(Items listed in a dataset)

[Start of Attachment]

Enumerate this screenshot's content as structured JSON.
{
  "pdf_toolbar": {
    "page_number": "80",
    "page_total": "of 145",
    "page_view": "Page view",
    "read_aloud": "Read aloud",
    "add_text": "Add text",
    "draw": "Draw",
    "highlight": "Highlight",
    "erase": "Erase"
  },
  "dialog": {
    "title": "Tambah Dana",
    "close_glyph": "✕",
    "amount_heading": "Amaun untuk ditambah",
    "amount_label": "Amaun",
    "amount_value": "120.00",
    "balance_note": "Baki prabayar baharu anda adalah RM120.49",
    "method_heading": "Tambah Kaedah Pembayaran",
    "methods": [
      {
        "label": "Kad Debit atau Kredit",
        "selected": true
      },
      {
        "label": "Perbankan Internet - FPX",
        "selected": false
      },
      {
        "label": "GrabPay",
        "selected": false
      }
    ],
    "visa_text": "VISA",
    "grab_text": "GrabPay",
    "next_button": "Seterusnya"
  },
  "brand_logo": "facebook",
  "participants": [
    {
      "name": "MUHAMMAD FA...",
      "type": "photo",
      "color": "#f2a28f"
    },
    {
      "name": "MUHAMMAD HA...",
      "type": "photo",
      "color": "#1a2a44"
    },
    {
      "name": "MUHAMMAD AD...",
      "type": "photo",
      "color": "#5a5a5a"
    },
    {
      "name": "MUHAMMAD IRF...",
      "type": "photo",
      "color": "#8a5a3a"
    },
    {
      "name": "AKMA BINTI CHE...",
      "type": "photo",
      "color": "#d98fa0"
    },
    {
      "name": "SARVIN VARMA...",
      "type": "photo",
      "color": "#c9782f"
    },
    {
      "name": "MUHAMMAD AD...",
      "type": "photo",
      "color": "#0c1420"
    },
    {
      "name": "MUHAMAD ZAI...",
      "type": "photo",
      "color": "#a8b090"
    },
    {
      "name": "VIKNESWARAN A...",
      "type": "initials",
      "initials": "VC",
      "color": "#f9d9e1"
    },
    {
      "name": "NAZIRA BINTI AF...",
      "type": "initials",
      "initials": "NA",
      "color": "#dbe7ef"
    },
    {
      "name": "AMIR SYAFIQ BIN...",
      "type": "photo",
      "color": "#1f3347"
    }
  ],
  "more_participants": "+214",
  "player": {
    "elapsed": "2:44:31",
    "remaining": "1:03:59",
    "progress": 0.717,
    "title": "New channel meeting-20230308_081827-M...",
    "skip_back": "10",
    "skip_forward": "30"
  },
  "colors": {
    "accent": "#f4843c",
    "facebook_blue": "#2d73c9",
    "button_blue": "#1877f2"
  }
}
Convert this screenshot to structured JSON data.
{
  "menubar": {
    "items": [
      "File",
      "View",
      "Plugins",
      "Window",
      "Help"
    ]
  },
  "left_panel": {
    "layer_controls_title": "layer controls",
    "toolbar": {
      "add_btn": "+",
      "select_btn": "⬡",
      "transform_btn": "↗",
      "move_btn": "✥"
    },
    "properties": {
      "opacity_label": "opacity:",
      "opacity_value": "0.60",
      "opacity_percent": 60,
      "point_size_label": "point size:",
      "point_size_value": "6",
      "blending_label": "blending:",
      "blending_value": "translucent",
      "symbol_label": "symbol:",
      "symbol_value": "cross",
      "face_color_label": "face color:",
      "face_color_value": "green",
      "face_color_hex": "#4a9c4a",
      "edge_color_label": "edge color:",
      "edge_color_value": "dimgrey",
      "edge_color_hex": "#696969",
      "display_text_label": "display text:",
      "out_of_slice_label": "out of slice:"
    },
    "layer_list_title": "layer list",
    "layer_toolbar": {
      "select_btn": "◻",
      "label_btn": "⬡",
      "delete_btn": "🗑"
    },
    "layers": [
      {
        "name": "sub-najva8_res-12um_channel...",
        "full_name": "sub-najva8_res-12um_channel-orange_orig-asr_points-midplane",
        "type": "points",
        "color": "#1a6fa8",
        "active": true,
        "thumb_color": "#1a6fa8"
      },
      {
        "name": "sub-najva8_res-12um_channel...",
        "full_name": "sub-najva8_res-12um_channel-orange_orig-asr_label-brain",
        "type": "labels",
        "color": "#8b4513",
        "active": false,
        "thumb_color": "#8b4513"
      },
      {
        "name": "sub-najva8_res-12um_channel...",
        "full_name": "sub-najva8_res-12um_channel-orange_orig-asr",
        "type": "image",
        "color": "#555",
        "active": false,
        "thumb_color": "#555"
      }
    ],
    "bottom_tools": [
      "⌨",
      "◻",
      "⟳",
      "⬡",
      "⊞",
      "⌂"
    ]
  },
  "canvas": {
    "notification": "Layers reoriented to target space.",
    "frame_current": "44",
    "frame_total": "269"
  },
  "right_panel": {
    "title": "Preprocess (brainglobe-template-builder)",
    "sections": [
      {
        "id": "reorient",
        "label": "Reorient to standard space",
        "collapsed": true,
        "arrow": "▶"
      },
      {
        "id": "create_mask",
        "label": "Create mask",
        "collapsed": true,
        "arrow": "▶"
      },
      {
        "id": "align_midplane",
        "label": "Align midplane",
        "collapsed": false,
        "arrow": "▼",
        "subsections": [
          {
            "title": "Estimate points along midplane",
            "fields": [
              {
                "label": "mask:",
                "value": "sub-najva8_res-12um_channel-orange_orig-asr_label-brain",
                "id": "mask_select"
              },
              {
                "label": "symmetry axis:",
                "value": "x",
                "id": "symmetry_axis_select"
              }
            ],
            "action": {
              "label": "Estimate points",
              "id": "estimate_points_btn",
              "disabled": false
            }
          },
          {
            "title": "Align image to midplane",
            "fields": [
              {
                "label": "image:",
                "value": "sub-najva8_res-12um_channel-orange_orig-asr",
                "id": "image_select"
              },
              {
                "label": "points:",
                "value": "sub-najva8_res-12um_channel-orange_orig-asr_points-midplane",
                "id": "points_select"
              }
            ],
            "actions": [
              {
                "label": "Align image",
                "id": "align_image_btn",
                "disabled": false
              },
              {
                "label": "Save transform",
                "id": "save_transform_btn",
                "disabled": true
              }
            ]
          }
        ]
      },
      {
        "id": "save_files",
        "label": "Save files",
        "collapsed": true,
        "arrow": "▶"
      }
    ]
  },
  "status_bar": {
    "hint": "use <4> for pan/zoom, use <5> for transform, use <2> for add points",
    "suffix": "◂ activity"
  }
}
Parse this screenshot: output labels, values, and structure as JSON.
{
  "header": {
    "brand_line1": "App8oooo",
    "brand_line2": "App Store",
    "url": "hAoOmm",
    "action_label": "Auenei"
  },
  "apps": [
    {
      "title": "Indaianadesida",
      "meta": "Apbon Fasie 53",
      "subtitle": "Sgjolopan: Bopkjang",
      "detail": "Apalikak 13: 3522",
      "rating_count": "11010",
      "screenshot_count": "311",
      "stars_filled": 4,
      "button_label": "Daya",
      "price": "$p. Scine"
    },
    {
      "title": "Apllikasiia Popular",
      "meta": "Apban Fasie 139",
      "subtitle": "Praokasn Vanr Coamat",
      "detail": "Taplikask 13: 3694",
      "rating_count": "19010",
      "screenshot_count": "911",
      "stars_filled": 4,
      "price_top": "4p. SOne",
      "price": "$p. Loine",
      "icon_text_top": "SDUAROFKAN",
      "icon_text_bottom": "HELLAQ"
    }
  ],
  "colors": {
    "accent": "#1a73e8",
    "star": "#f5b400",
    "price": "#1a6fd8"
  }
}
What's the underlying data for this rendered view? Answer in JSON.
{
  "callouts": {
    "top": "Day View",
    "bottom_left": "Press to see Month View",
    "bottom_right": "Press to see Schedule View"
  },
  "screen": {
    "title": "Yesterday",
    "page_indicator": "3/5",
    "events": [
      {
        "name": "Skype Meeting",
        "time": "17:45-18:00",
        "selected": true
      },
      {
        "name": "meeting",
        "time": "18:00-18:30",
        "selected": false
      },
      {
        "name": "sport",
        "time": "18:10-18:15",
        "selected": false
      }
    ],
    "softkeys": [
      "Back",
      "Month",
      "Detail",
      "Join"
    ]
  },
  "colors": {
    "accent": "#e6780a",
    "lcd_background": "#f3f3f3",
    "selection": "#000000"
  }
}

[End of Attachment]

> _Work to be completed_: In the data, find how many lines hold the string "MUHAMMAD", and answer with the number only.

> _Written answer_: 5